India’s energy landscape will see a drastic change only if there is an enhanced focus on developing a robust pipeline network, creation of suitable infrastructure and adequate support in terms of favourable policies being introduced at an accelerated pace writes DR. RC MANSUKHANI.
As India moves on an aspirational path of steadfast growth and expansion, energy consumption patterns are also changing at a rapid clip. While coal is the primary source of power generation in the country, oil & gas is the industry’s mass provider. These sectors are significant for an economy, as the economic growth and energy consumption are directly proportional.
Besides being the third-largest consumer of energy, India is also the third-largest consumer of oil in the world after China and the US. And since 2011, the country has emerged as the fourth-largest liquefied natural gas (LNG) importer after Japan, South Korea, and China. Additionally, the country is gradually increasing LNG imports as domestic natural gas production has declined and domestic consumption increased. However, India’s LNG imports’ continued growth is dependent on the timely completion of natural gas pipeline networks. As of February 1, 2020, India had a natural gas pipeline network of 16,981 km with a total carrying capacity of 387 MMSCMD.
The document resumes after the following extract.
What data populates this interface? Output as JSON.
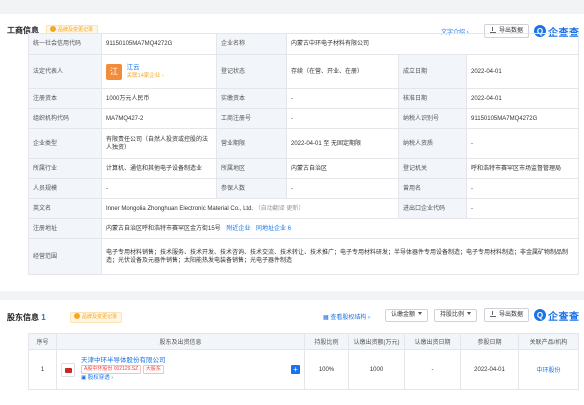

Following the inking of the Paris Agreement in April 2016, India is well on its path to becoming an environment-friendly nation with a transition towards cleaner fuels and renewable energy. However, to become sustainable, the country has to develop its transportation infrastructure even further. India has struggled to boost its use of gas, which produces fewer greenhouse emissions than coal and oil as several industries and towns are not linked to gas pipeline networks.
Pipelines are the most convenient way of transporting oil & gas amongst all the available options. Globally, pipelines are the most preferred mode of transportation of goods and minerals across all terrains. Transportation of oil & gas by pipelines is reported to emit 61-77 per cent lesser greenhouse gases than transportation through rail over long distances. Moreover, oil & gas transportation by pipelines for both upstream and downstream will result in increasing the sectors’ contribution to the national GDP.
And, therefore, the pipeline infrastructure is evolving across the world. At present, the development of pipeline infrastructure for the oil & gas sector is driven purely by demand. India is not just transitioning into an energy state, but also leading in that segment. Its focus on a gas-based economy and the goal of ‘One Nation, One Gas Grid’ would help in this shift, which is also crucial for the Aatmanirbhar Bharat initiative. To achieve its targets, the government is taking policy measures to increase the share of natural gas in India’s energy basket from the existing 6 per cent to 15 per cent by 2030.
As of February 2, 2020, India reported having a total crude oil pipeline of 10,419 km and an additional 18,169 km of pipes laid for transportation of crude oil products. The country currently has a pipeline infrastructure of over 45,000 km, including both oil & gas pipelines.
The much delayed 450-km Kochi-Mangaluru natural gas pipeline project was inaugurated recently by Prime Minister Narendra Modi and is now ready for commissioning. This pipeline will supply environment-friendly and affordable piped natural gas (PNG) to households and compressed natural gas (CNG) to the transportation sector. This project will positively impact the economic growth as well as facilitate the ease of living for millions of people in the southern states of Kerala and Karnataka.
According to Prime Minister Modi, in the next five to six years, India will double its existing pipeline network.
The first interstate natural gas pipeline of the country was commissioned in 1987, and by 2014, India had 15,000 km of natural gas pipeline built. As of now, there is over 16,000 km of new gas pipelines being executed to achieve the target of increasing the contribution of gas in the country’s fuel basket. Furthermore, the country has remained steadfast in its commitment to invest in cross-border pipelines to ensure safer and faster transportation of imported gas.
India’s energy landscape will see a drastic change only if there is an enhanced focus on developing a robust pipeline network, creation of suitable infrastructure and adequate support in terms of favourable policies being introduced at an accelerated pace.
Dr. RC Mansukhani is Chairman, Man Industries India Ltd